The IUS can provide you with effective contraception for up to 3 or up to 5 years, but you can have it removed any time. If you decide next year or the year after that you would like to try for another baby your Doctor can remove the IUS at any time. In the meantime you will have the benefit of not having to worry about your contraception needs.
The big advantage of the IUS is that when it is removed you can go back to your normal fertility straight away. This is true for other LARC (long acting reversible contraception) methods such as the IUD (copper coil), and the hormonal implant. You can have them removed at any time and your fertility will quickly return to normal.
I just started taking the pill and read somewhere that some medicines can affect the reliability of the pill. Is this true?
Yes, it is true. Some medicines, such as some types of antibiotics affect how the pill is absorbed by your body and may reduce your contraceptive cover. You should always tell your doctor you are taking the pill if you are being prescribed other kinds of medicine.
You should also be aware that if you are sick and throw up within three hours of taking a pill or have diarrhea then its reliability may be reduced. In both cases you should take an additional pill as soon as possible and within 12 hours and contact your doctor as soon as possible to check whether emergency contraception is necessary.
I am 34 years old and on the pill. I am a smoker. I have been told by my doctor that if I continue to smoke I must come off the pill at 35. While I would like to give up smoking I’m wondering if there is any form of contraception I can continue on for the moment?
The minipill (or progesterone only pill or POP for short) does not contain estrogen which is the hormone that increases the risk of clotting in smokers. The minipill is taken every day without a pill-free interval. The only disadvantage for some women is that it does not regulate the period, although some women find their periods stop on the minipill. Other progestogen only contraception you might consider are the IUS and the implant.
I have tried several different contraceptive pills but always find I get a headache during the pill free week. This can be severe and taking painkillers has little effect.

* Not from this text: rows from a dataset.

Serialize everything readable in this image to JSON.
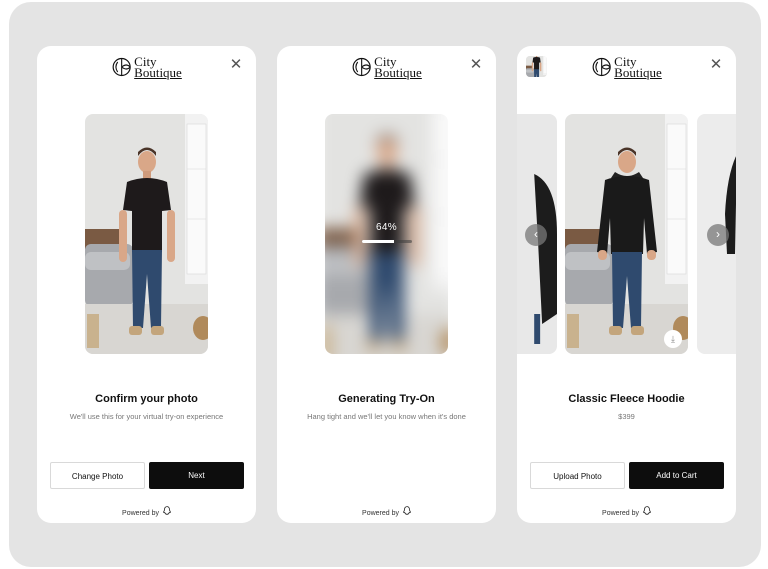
{
  "brand": {
    "line1": "City",
    "line2": "Boutique",
    "logo_icon": "boutique-monogram-icon"
  },
  "close_icon": "✕",
  "screens": [
    {
      "title": "Confirm your photo",
      "subtitle": "We'll use this for your virtual try-on experience",
      "secondary_button": "Change Photo",
      "primary_button": "Next",
      "powered_by": "Powered by"
    },
    {
      "title": "Generating Try-On",
      "subtitle": "Hang tight and we'll let you know when it's done",
      "progress_label": "64%",
      "progress_value": 0.64,
      "powered_by": "Powered by"
    },
    {
      "title": "Classic Fleece Hoodie",
      "price": "$399",
      "secondary_button": "Upload Photo",
      "primary_button": "Add to Cart",
      "powered_by": "Powered by"
    }
  ],
  "icons": {
    "prev": "‹",
    "next": "›",
    "download": "⤓",
    "ghost": "👻"
  },
  "colors": {
    "frame": "#e4e4e4",
    "primary": "#0d0d0d",
    "tee": "#1e1a1b",
    "hoodie": "#1a1a1a",
    "jeans": "#2f4a6e"
  }
}
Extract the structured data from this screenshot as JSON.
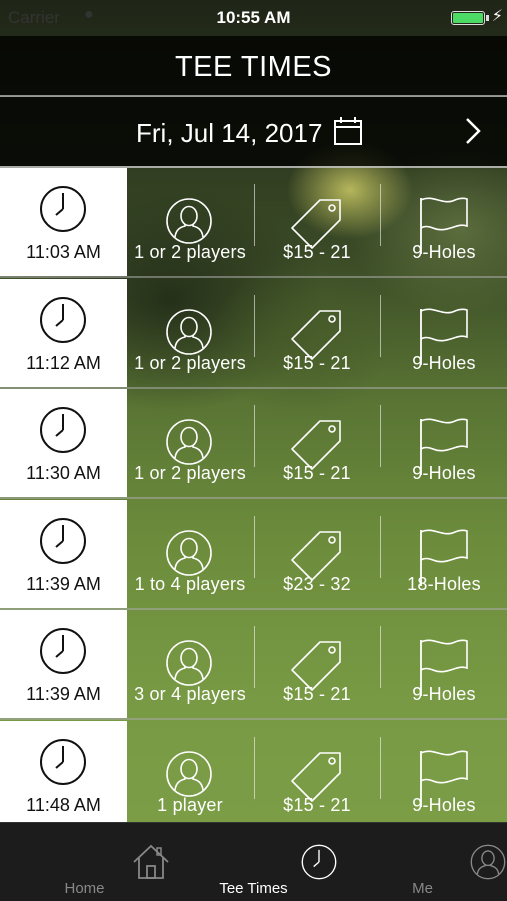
{
  "status_bar": {
    "carrier": "Carrier",
    "time": "10:55 AM"
  },
  "nav": {
    "title": "TEE TIMES"
  },
  "date_bar": {
    "date": "Fri, Jul 14, 2017"
  },
  "tee_times": [
    {
      "time": "11:03 AM",
      "players": "1 or 2 players",
      "price": "$15 - 21",
      "holes": "9-Holes"
    },
    {
      "time": "11:12 AM",
      "players": "1 or 2 players",
      "price": "$15 - 21",
      "holes": "9-Holes"
    },
    {
      "time": "11:30 AM",
      "players": "1 or 2 players",
      "price": "$15 - 21",
      "holes": "9-Holes"
    },
    {
      "time": "11:39 AM",
      "players": "1 to 4 players",
      "price": "$23 - 32",
      "holes": "18-Holes"
    },
    {
      "time": "11:39 AM",
      "players": "3 or 4 players",
      "price": "$15 - 21",
      "holes": "9-Holes"
    },
    {
      "time": "11:48 AM",
      "players": "1 player",
      "price": "$15 - 21",
      "holes": "9-Holes"
    }
  ],
  "tab_bar": {
    "items": [
      {
        "label": "Home",
        "icon": "home-icon",
        "active": false
      },
      {
        "label": "Tee Times",
        "icon": "clock-icon",
        "active": true
      },
      {
        "label": "Me",
        "icon": "person-icon",
        "active": false
      }
    ]
  },
  "colors": {
    "battery": "#4cd964",
    "time_cell_bg": "#ffffff",
    "tab_bar_bg": "#1c1c1c",
    "active_tab": "#ffffff",
    "inactive_tab": "#888888"
  }
}
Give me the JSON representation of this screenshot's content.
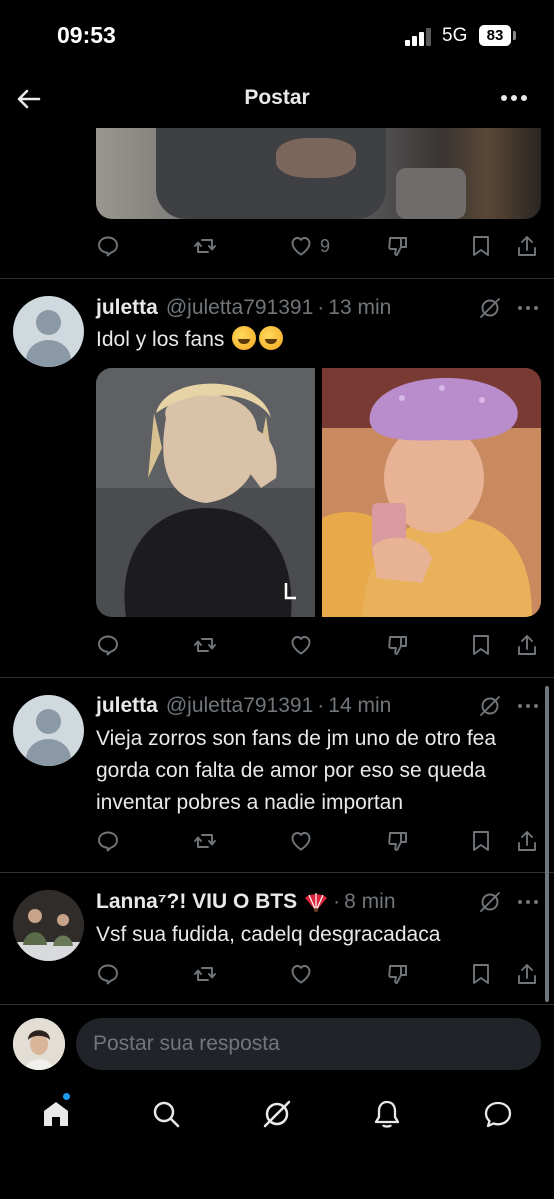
{
  "status_bar": {
    "time": "09:53",
    "network": "5G",
    "battery": "83"
  },
  "header": {
    "title": "Postar"
  },
  "post_actions": {
    "likes": "9"
  },
  "tweets": [
    {
      "name": "juletta",
      "handle": "@juletta791391",
      "time": "13 min",
      "text": "Idol y los fans"
    },
    {
      "name": "juletta",
      "handle": "@juletta791391",
      "time": "14 min",
      "text": "Vieja zorros son fans de jm uno de otro fea gorda con falta de amor por eso se queda inventar pobres a nadie importan"
    },
    {
      "name": "Lanna⁷?! VIU O BTS",
      "time": "8 min",
      "text": "Vsf sua fudida, cadelq desgracadaca"
    }
  ],
  "reply": {
    "placeholder": "Postar sua resposta"
  },
  "tabs": [
    "home-icon",
    "search-icon",
    "grok-icon",
    "notifications-icon",
    "messages-icon"
  ],
  "colors": {
    "background": "#000000",
    "text": "#e7e9ea",
    "muted": "#71767b",
    "accent": "#1d9bf0"
  }
}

This is a recognized side effect in a small number of women taking the pill. It can be unpleasant and sometimes happens due to withdrawal from the estrogen component. This can sometimes be alleviated by reducing the amount of hormone i.e. by reducing to a 20mcg from a 30mcg pill. Alternatively one of the newer pills is packaged so as to only have a 4 day hormone free break and this may reduce symptoms of PMS, such as headache.
I am 19 years old and I am thinking of starting to take the pill but don’t know much about it. Can you please tell me what is in the pill and how it works?

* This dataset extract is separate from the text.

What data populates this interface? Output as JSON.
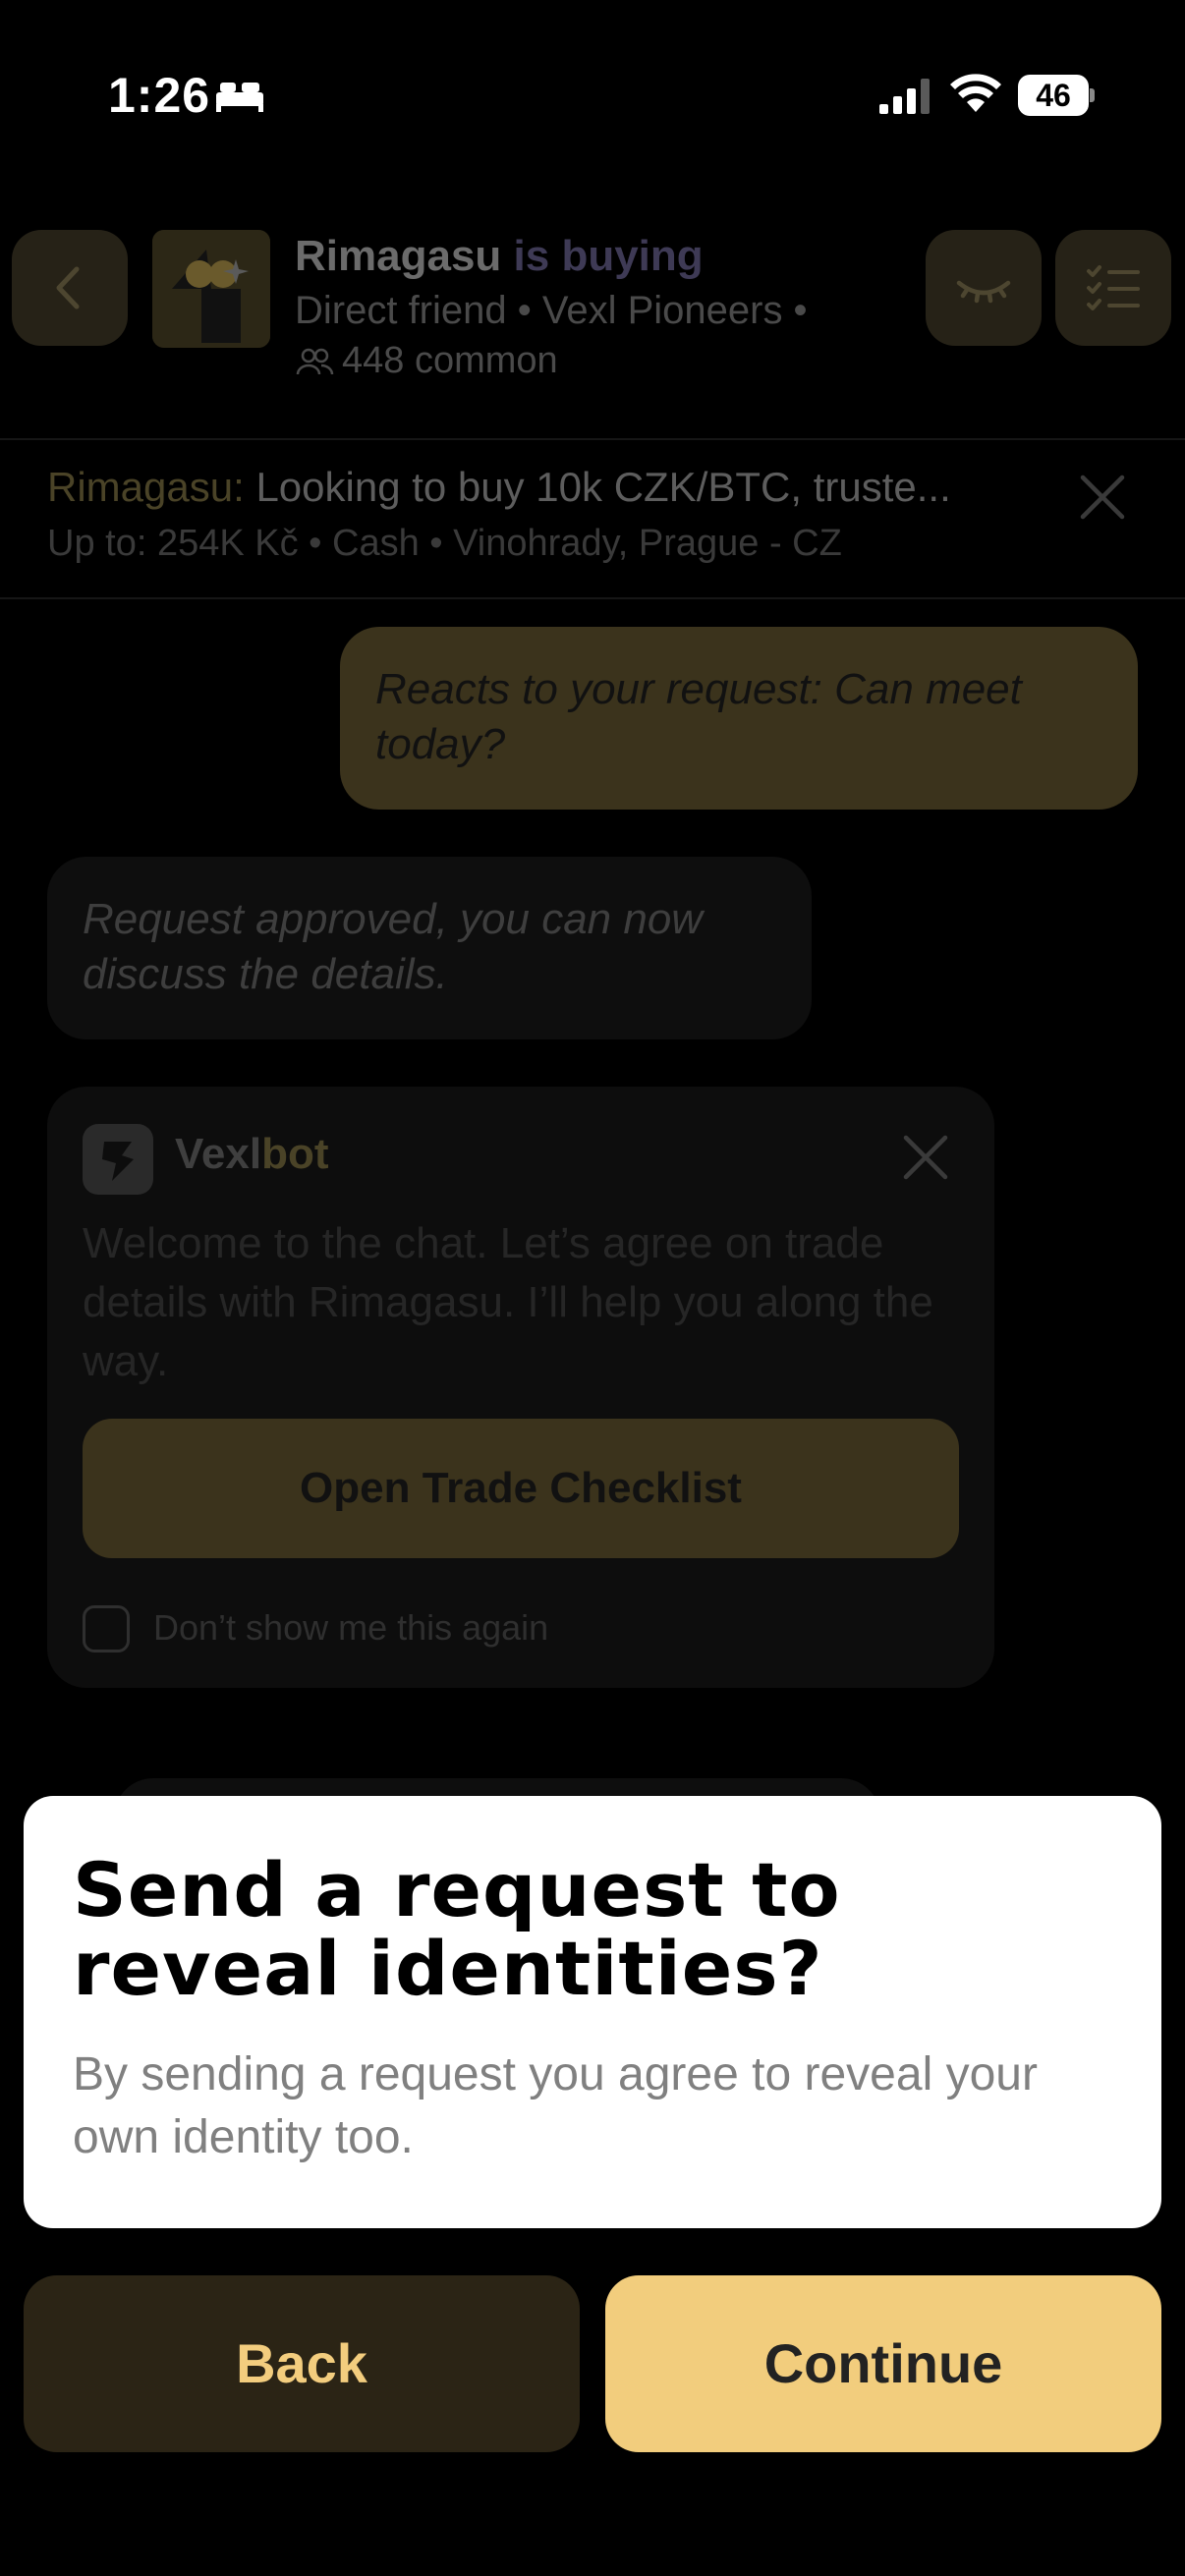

You are right to find out as much you can about your contraceptive choice before you start using it. There are two main types of pill. One type of pill, known as the combined pill, contains two hormones - an estrogen and a progestogen, and the second type contains progestogen only, and is known as the progestogen-only pill or mini pill.
The combined pill works by preventing ovulation, that is, by preventing production of an egg. It does this by controlling the hormone levels and it also thickens the mucus at the neck of the womb which makes it hard for sperm to get through.
The progestogen-only pill (the mini pill) works principally by thickening the mucus at the entrance to the womb, but also has an effect on preventing ovulation. The combined pill is 99.9% effective; the mini pill is equally as effective.
Most forms of hormonal contraception only affect your fertility while you are using them. If you continue using them into your 40s, your fertility will be reduced because of your age, not due to the hormone use. The hormonal injection can however stay in your system and delay your return to fertility for up to 1 year after your last injection. With the pill, IUS (intrauterine system), ring or patch, once you stop using them, you quickly return to your normal level of fertility.